Since Krush was spending so much time after Rxh3+, I thought there was a chance she would go for 41.Kg1 Rxf3 42.Qd4+ Kh6 43.Rc6+ but then 43...Kh5 The king escapes to safety and I am but several moves from finishing the game off after Re3.
41...Qg3+ 42.Kh1 Qxf3+ 43.Kg1 Qg3+
43...Qe3+ Back when I played 40...Rxh3+ and while she was thinking about the recapture, I saw that Qe3+ would force a queen exchange and far-advanced passers. I initially thought this was winning for me. Even days after the game, I fielded questions about whether this line was winning and why I went for the perpetual check. In fact, White can hold a draw. 44.Qxe3 fxe3
Krush saw 45.Kg2 The King is simply too close.
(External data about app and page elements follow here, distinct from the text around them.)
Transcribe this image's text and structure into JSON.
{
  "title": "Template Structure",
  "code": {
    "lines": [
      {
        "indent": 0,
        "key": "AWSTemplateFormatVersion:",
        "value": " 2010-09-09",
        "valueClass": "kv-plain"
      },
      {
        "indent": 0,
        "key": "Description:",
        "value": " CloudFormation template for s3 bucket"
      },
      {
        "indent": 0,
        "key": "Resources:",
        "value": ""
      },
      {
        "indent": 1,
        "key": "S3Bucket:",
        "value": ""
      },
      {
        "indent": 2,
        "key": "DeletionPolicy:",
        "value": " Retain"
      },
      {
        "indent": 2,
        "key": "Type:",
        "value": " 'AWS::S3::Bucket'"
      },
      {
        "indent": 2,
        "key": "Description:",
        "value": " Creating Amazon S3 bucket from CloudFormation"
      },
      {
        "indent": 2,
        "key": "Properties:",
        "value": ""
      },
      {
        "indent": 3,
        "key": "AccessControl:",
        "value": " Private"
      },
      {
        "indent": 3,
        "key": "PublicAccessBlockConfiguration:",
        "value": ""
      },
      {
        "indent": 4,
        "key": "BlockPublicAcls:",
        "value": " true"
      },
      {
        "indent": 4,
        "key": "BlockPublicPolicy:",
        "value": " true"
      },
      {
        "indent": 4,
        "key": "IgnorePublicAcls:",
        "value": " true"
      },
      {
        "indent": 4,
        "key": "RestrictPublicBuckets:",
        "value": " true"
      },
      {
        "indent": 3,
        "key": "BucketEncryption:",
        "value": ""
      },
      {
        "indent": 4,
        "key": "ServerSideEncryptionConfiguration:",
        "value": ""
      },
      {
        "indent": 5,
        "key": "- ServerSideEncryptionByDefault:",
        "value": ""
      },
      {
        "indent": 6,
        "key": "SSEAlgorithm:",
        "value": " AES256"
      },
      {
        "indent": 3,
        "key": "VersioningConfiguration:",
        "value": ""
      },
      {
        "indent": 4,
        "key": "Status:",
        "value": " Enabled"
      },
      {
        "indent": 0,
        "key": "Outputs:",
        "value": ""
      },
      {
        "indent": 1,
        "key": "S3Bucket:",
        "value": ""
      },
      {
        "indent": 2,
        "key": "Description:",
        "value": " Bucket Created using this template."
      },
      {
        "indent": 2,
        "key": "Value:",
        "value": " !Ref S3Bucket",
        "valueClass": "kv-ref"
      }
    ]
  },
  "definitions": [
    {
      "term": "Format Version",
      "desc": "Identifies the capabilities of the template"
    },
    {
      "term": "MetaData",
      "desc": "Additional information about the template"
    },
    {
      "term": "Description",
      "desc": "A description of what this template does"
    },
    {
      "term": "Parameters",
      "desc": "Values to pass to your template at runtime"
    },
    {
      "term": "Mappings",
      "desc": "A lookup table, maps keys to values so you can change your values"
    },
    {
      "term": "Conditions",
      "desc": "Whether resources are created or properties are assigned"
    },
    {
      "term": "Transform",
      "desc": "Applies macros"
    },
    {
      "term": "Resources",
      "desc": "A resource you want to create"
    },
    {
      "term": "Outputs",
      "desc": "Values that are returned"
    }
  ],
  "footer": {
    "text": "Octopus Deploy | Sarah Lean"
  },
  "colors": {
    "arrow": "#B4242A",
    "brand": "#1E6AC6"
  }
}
White approaches the pawns. (In my calculations after Kg1, I noticed 45.Kf1 Bh4 looks strong, but
a) 45...Kf6! Apparently still wins, taking the patient route. 46.a5 Ke5 47.a6 e2+;
b) 45...e2+ 46.Kf2 Bb4 (46...Bh4+ 47.Ke3=) 47.Ke3 d2 48.Rc7+; 46.Re1 saves the day. If I take the rook, I actually lose because my king can't catch the a-pawn. Removing the h-pawn, as happened in the game, doesn't help because the a-pawn still Queens first. 46...e2+ (46...Bxe1 47.Kxe1 Kf6 48.a5) 47.Rxe2 dxe2+ 48.Kxe2=) 45...e2 46.Kf2 Bh4+ 47.Ke3.
Can't hurt to win the h-pawn.
Qe3+ is not enough to win for the same reasons as before. If 45.Ke1 White has to accept the possibility of a perpetual and avoid recklessly running away from the checks. 45...Qf3 46.Qb2+ Bf6 47.Rc7+ Kg6 48.Qh2 Bh4+ 49.Kd2 Qe3+ 50.Kc3 Be1+ 51.Kc4 Qc1+ 52.Kxd3 Qxc7.
46.Kh2 Qe2+ One last trick if White tries to beckon a draw with Qe3+ by retreating to g1. Now I can promote my pawn. However, looks like I had exhausted my quota of tricks earlier in the game. White simply keeps to h1 and g1, never allowing me the chance to check on e2. Even here, Kh1 would return to the status quo. 47.Kg1 (47.Kh1) 47...d2 48.Qd4+ Bf6 49.Qd7+ Kg6 50.Rb1 Qe1+.
46...Qf3+ 47.Kg1 Qg4+ 48.Kh1 Qh5+ 49.Kg1 Qg4+
A peaceful ending to a rollercoaster of a game. Coming into the US Women's Championships days after completing my final law school exams and launching a start-up, I had different goals than most of the players. My aim was to play fighting chess each round and keep the top players on their toes. I couldn't have asked for a better way to leave my mark on the tournament.